▶ **PROBLEM TO WORK ON**: Return each record shown beneath, word for word.

▶ **THE RECORDS**:
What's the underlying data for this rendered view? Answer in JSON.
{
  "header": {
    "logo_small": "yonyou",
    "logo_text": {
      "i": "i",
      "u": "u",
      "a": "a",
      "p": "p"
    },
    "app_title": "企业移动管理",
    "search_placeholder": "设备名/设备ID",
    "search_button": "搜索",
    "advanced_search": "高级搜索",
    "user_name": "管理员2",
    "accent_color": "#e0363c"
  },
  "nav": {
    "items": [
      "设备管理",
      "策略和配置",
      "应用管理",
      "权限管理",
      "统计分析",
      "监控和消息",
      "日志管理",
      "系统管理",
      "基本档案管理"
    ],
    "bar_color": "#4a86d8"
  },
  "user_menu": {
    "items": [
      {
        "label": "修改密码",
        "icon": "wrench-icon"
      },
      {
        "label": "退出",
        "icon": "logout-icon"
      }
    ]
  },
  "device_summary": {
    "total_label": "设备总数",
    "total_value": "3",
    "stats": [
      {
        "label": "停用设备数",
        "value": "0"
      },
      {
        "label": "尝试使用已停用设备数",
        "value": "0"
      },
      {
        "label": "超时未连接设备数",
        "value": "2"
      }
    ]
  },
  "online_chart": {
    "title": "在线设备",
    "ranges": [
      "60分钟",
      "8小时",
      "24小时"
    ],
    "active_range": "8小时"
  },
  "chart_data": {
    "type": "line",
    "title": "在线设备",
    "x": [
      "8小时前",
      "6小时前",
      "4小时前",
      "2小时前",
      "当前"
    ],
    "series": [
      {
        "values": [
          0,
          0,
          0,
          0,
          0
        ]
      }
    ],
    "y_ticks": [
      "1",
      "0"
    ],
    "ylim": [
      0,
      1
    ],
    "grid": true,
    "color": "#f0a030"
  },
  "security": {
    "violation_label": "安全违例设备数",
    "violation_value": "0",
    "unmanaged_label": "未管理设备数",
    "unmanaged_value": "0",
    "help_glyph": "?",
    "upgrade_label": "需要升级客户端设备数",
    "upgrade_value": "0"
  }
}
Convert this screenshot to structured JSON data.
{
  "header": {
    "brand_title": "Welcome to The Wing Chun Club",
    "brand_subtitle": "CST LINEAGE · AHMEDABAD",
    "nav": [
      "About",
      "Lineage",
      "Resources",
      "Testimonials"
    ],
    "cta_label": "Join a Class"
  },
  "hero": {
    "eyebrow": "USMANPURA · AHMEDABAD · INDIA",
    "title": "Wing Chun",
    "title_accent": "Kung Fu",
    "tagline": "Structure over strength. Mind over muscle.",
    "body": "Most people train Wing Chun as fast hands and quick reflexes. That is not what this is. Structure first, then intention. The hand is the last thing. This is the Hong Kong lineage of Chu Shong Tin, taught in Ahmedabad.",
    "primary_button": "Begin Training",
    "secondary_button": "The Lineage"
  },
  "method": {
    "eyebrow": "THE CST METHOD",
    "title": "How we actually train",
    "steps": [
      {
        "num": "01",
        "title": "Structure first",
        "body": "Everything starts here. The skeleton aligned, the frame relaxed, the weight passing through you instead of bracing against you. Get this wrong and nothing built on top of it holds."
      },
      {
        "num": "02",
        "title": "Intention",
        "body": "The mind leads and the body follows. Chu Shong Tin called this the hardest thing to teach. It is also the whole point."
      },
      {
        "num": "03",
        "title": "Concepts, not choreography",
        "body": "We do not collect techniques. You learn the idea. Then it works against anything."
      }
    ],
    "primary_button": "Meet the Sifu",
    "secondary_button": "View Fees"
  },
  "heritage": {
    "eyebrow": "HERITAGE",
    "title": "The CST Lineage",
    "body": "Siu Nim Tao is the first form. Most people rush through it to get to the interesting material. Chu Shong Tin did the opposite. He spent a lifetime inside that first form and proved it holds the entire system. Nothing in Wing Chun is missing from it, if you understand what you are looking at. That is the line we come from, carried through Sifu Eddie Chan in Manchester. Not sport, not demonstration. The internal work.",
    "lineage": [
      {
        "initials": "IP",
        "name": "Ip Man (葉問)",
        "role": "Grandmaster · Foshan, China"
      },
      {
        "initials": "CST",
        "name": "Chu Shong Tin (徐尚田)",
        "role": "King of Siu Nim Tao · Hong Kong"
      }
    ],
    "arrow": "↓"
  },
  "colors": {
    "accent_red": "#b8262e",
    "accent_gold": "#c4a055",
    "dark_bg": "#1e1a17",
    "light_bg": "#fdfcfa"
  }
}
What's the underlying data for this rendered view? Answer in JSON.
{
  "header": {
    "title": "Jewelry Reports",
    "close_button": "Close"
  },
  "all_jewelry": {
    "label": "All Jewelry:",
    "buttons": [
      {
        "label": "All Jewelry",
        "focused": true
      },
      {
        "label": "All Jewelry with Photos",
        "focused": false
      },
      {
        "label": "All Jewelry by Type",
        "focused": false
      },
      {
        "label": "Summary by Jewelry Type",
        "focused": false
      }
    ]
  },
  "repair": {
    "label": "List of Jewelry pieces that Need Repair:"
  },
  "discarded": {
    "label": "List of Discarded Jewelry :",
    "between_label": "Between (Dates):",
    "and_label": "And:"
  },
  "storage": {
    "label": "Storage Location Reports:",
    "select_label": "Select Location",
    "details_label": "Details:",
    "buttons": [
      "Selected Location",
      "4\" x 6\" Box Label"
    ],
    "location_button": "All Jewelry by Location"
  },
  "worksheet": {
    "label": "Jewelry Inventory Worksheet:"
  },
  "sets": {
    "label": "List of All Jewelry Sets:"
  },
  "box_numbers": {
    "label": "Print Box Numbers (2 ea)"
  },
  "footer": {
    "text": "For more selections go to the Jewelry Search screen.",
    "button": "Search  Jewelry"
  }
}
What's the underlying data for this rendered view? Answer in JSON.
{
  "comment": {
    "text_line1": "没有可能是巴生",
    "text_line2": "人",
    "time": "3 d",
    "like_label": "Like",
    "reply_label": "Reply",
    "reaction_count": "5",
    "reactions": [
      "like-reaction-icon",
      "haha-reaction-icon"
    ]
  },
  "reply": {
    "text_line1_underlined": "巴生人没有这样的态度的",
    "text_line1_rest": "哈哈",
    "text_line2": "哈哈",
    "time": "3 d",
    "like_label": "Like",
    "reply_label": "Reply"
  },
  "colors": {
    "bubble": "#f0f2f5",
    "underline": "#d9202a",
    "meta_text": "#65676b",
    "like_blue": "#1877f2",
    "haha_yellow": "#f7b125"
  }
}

▶ **ANSWER TO THE EXERCISE**:
What's the underlying data for this rendered view? Answer in JSON.
{
  "header": {
    "logo_small": "yonyou",
    "logo_text": {
      "i": "i",
      "u": "u",
      "a": "a",
      "p": "p"
    },
    "app_title": "企业移动管理",
    "search_placeholder": "设备名/设备ID",
    "search_button": "搜索",
    "advanced_search": "高级搜索",
    "user_name": "管理员2",
    "accent_color": "#e0363c"
  },
  "nav": {
    "items": [
      "设备管理",
      "策略和配置",
      "应用管理",
      "权限管理",
      "统计分析",
      "监控和消息",
      "日志管理",
      "系统管理",
      "基本档案管理"
    ],
    "bar_color": "#4a86d8"
  },
  "user_menu": {
    "items": [
      {
        "label": "修改密码",
        "icon": "wrench-icon"
      },
      {
        "label": "退出",
        "icon": "logout-icon"
      }
    ]
  },
  "device_summary": {
    "total_label": "设备总数",
    "total_value": "3",
    "stats": [
      {
        "label": "停用设备数",
        "value": "0"
      },
      {
        "label": "尝试使用已停用设备数",
        "value": "0"
      },
      {
        "label": "超时未连接设备数",
        "value": "2"
      }
    ]
  },
  "online_chart": {
    "title": "在线设备",
    "ranges": [
      "60分钟",
      "8小时",
      "24小时"
    ],
    "active_range": "8小时"
  },
  "chart_data": {
    "type": "line",
    "title": "在线设备",
    "x": [
      "8小时前",
      "6小时前",
      "4小时前",
      "2小时前",
      "当前"
    ],
    "series": [
      {
        "values": [
          0,
          0,
          0,
          0,
          0
        ]
      }
    ],
    "y_ticks": [
      "1",
      "0"
    ],
    "ylim": [
      0,
      1
    ],
    "grid": true,
    "color": "#f0a030"
  },
  "security": {
    "violation_label": "安全违例设备数",
    "violation_value": "0",
    "unmanaged_label": "未管理设备数",
    "unmanaged_value": "0",
    "help_glyph": "?",
    "upgrade_label": "需要升级客户端设备数",
    "upgrade_value": "0"
  }
}
Convert this screenshot to structured JSON data.
{
  "header": {
    "brand_title": "Welcome to The Wing Chun Club",
    "brand_subtitle": "CST LINEAGE · AHMEDABAD",
    "nav": [
      "About",
      "Lineage",
      "Resources",
      "Testimonials"
    ],
    "cta_label": "Join a Class"
  },
  "hero": {
    "eyebrow": "USMANPURA · AHMEDABAD · INDIA",
    "title": "Wing Chun",
    "title_accent": "Kung Fu",
    "tagline": "Structure over strength. Mind over muscle.",
    "body": "Most people train Wing Chun as fast hands and quick reflexes. That is not what this is. Structure first, then intention. The hand is the last thing. This is the Hong Kong lineage of Chu Shong Tin, taught in Ahmedabad.",
    "primary_button": "Begin Training",
    "secondary_button": "The Lineage"
  },
  "method": {
    "eyebrow": "THE CST METHOD",
    "title": "How we actually train",
    "steps": [
      {
        "num": "01",
        "title": "Structure first",
        "body": "Everything starts here. The skeleton aligned, the frame relaxed, the weight passing through you instead of bracing against you. Get this wrong and nothing built on top of it holds."
      },
      {
        "num": "02",
        "title": "Intention",
        "body": "The mind leads and the body follows. Chu Shong Tin called this the hardest thing to teach. It is also the whole point."
      },
      {
        "num": "03",
        "title": "Concepts, not choreography",
        "body": "We do not collect techniques. You learn the idea. Then it works against anything."
      }
    ],
    "primary_button": "Meet the Sifu",
    "secondary_button": "View Fees"
  },
  "heritage": {
    "eyebrow": "HERITAGE",
    "title": "The CST Lineage",
    "body": "Siu Nim Tao is the first form. Most people rush through it to get to the interesting material. Chu Shong Tin did the opposite. He spent a lifetime inside that first form and proved it holds the entire system. Nothing in Wing Chun is missing from it, if you understand what you are looking at. That is the line we come from, carried through Sifu Eddie Chan in Manchester. Not sport, not demonstration. The internal work.",
    "lineage": [
      {
        "initials": "IP",
        "name": "Ip Man (葉問)",
        "role": "Grandmaster · Foshan, China"
      },
      {
        "initials": "CST",
        "name": "Chu Shong Tin (徐尚田)",
        "role": "King of Siu Nim Tao · Hong Kong"
      }
    ],
    "arrow": "↓"
  },
  "colors": {
    "accent_red": "#b8262e",
    "accent_gold": "#c4a055",
    "dark_bg": "#1e1a17",
    "light_bg": "#fdfcfa"
  }
}
What's the underlying data for this rendered view? Answer in JSON.
{
  "header": {
    "title": "Jewelry Reports",
    "close_button": "Close"
  },
  "all_jewelry": {
    "label": "All Jewelry:",
    "buttons": [
      {
        "label": "All Jewelry",
        "focused": true
      },
      {
        "label": "All Jewelry with Photos",
        "focused": false
      },
      {
        "label": "All Jewelry by Type",
        "focused": false
      },
      {
        "label": "Summary by Jewelry Type",
        "focused": false
      }
    ]
  },
  "repair": {
    "label": "List of Jewelry pieces that Need Repair:"
  },
  "discarded": {
    "label": "List of Discarded Jewelry :",
    "between_label": "Between (Dates):",
    "and_label": "And:"
  },
  "storage": {
    "label": "Storage Location Reports:",
    "select_label": "Select Location",
    "details_label": "Details:",
    "buttons": [
      "Selected Location",
      "4\" x 6\" Box Label"
    ],
    "location_button": "All Jewelry by Location"
  },
  "worksheet": {
    "label": "Jewelry Inventory Worksheet:"
  },
  "sets": {
    "label": "List of All Jewelry Sets:"
  },
  "box_numbers": {
    "label": "Print Box Numbers (2 ea)"
  },
  "footer": {
    "text": "For more selections go to the Jewelry Search screen.",
    "button": "Search  Jewelry"
  }
}
What's the underlying data for this rendered view? Answer in JSON.
{
  "comment": {
    "text_line1": "没有可能是巴生",
    "text_line2": "人",
    "time": "3 d",
    "like_label": "Like",
    "reply_label": "Reply",
    "reaction_count": "5",
    "reactions": [
      "like-reaction-icon",
      "haha-reaction-icon"
    ]
  },
  "reply": {
    "text_line1_underlined": "巴生人没有这样的态度的",
    "text_line1_rest": "哈哈",
    "text_line2": "哈哈",
    "time": "3 d",
    "like_label": "Like",
    "reply_label": "Reply"
  },
  "colors": {
    "bubble": "#f0f2f5",
    "underline": "#d9202a",
    "meta_text": "#65676b",
    "like_blue": "#1877f2",
    "haha_yellow": "#f7b125"
  }
}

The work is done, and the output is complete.